Input records
┄┄┄┄┄┄┄┄┄┄┄┄┄┄┄┄┄┄┄┄

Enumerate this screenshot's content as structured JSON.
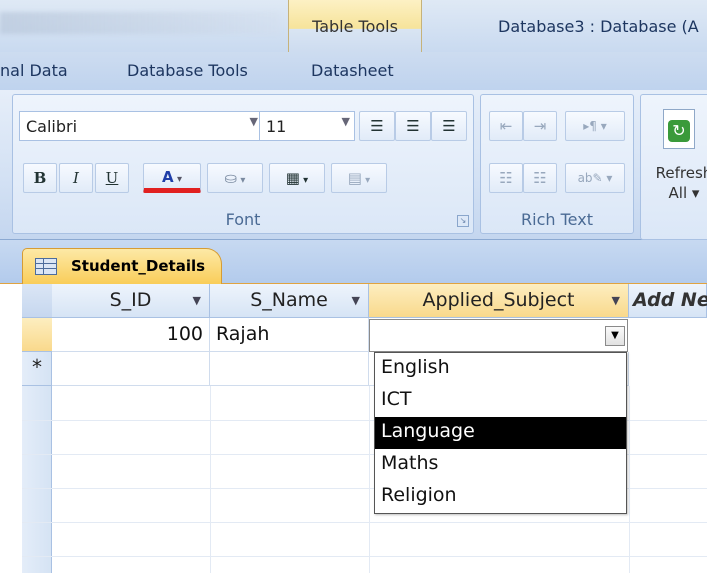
{
  "ribbon": {
    "contextual_tab": "Table Tools",
    "window_title": "Database3 : Database (A",
    "tabs": [
      "nal Data",
      "Database Tools",
      "Datasheet"
    ],
    "font_group": {
      "label": "Font",
      "font_name": "Calibri",
      "font_size": "11",
      "bold": "B",
      "italic": "I",
      "underline": "U",
      "font_color": "A"
    },
    "richtext_group": {
      "label": "Rich Text"
    },
    "refresh": {
      "label_line1": "Refresh",
      "label_line2": "All ▾"
    }
  },
  "document": {
    "tab_title": "Student_Details",
    "columns": [
      "S_ID",
      "S_Name",
      "Applied_Subject",
      "Add Ne"
    ],
    "rows": [
      {
        "S_ID": "100",
        "S_Name": "Rajah",
        "Applied_Subject": ""
      }
    ],
    "new_row_marker": "*"
  },
  "dropdown": {
    "options": [
      "English",
      "ICT",
      "Language",
      "Maths",
      "Religion"
    ],
    "highlighted": "Language"
  }
}
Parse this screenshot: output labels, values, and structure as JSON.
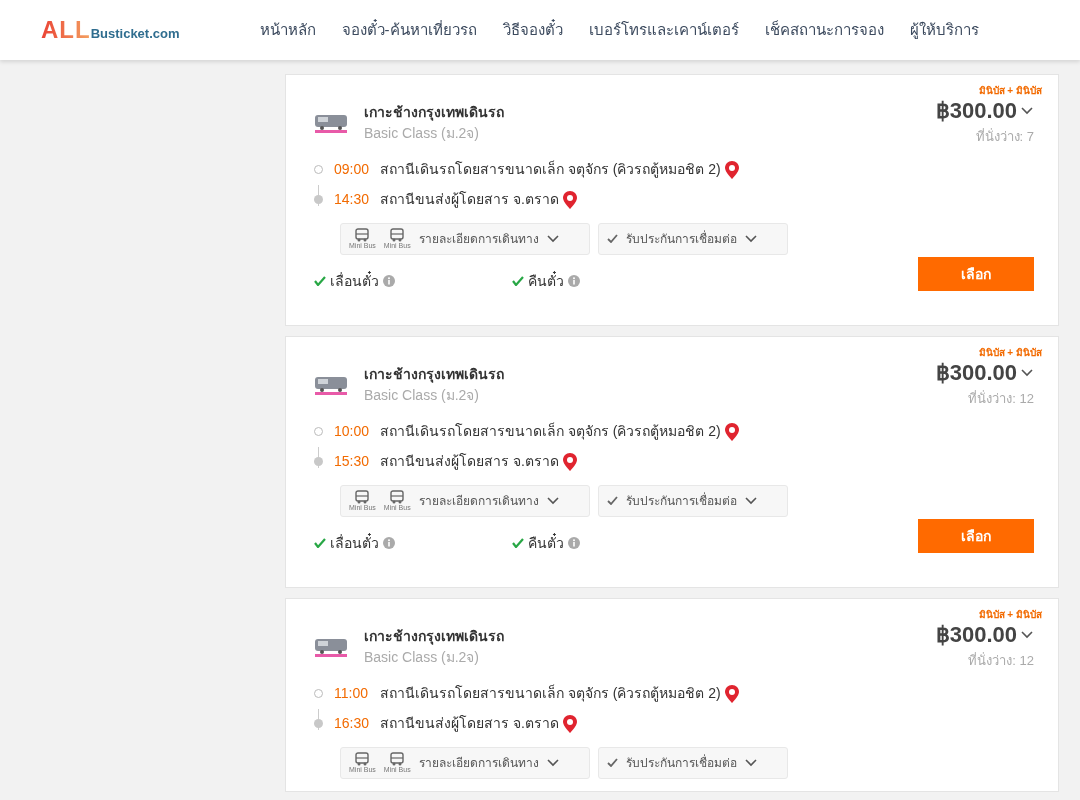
{
  "header": {
    "logo": {
      "main": "ALL",
      "sub": "Busticket.com"
    },
    "nav": [
      {
        "label": "หน้าหลัก"
      },
      {
        "label": "จองตั๋ว-ค้นหาเที่ยวรถ"
      },
      {
        "label": "วิธีจองตั๋ว"
      },
      {
        "label": "เบอร์โทรและเคาน์เตอร์"
      },
      {
        "label": "เช็คสถานะการจอง"
      },
      {
        "label": "ผู้ให้บริการ"
      }
    ]
  },
  "trips": [
    {
      "tag": "มินิบัส + มินิบัส",
      "operator": "เกาะช้างกรุงเทพเดินรถ",
      "class": "Basic Class (ม.2จ)",
      "price": "฿300.00",
      "seats": "ที่นั่งว่าง: 7",
      "stops": [
        {
          "kind": "departure",
          "time": "09:00",
          "station": "สถานีเดินรถโดยสารขนาดเล็ก จตุจักร (คิวรถตู้หมอชิต 2)"
        },
        {
          "kind": "arrival",
          "time": "14:30",
          "station": "สถานีขนส่งผู้โดยสาร จ.ตราด"
        }
      ],
      "vehicles": [
        "Mini Bus",
        "Mini Bus"
      ],
      "details": "รายละเอียดการเดินทาง",
      "insurance": "รับประกันการเชื่อมต่อ",
      "features": [
        {
          "label": "เลื่อนตั๋ว",
          "checked": true
        },
        {
          "label": "คืนตั๋ว",
          "checked": true
        }
      ],
      "select": "เลือก"
    },
    {
      "tag": "มินิบัส + มินิบัส",
      "operator": "เกาะช้างกรุงเทพเดินรถ",
      "class": "Basic Class (ม.2จ)",
      "price": "฿300.00",
      "seats": "ที่นั่งว่าง: 12",
      "stops": [
        {
          "kind": "departure",
          "time": "10:00",
          "station": "สถานีเดินรถโดยสารขนาดเล็ก จตุจักร (คิวรถตู้หมอชิต 2)"
        },
        {
          "kind": "arrival",
          "time": "15:30",
          "station": "สถานีขนส่งผู้โดยสาร จ.ตราด"
        }
      ],
      "vehicles": [
        "Mini Bus",
        "Mini Bus"
      ],
      "details": "รายละเอียดการเดินทาง",
      "insurance": "รับประกันการเชื่อมต่อ",
      "features": [
        {
          "label": "เลื่อนตั๋ว",
          "checked": true
        },
        {
          "label": "คืนตั๋ว",
          "checked": true
        }
      ],
      "select": "เลือก"
    },
    {
      "tag": "มินิบัส + มินิบัส",
      "operator": "เกาะช้างกรุงเทพเดินรถ",
      "class": "Basic Class (ม.2จ)",
      "price": "฿300.00",
      "seats": "ที่นั่งว่าง: 12",
      "stops": [
        {
          "kind": "departure",
          "time": "11:00",
          "station": "สถานีเดินรถโดยสารขนาดเล็ก จตุจักร (คิวรถตู้หมอชิต 2)"
        },
        {
          "kind": "arrival",
          "time": "16:30",
          "station": "สถานีขนส่งผู้โดยสาร จ.ตราด"
        }
      ],
      "vehicles": [
        "Mini Bus",
        "Mini Bus"
      ],
      "details": "รายละเอียดการเดินทาง",
      "insurance": "รับประกันการเชื่อมต่อ"
    }
  ]
}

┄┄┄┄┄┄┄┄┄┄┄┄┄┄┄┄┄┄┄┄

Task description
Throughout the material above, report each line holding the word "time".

Result of the task
          "time": "09:00",
          "time": "14:30",
          "time": "10:00",
          "time": "15:30",
          "time": "11:00",
          "time": "16:30",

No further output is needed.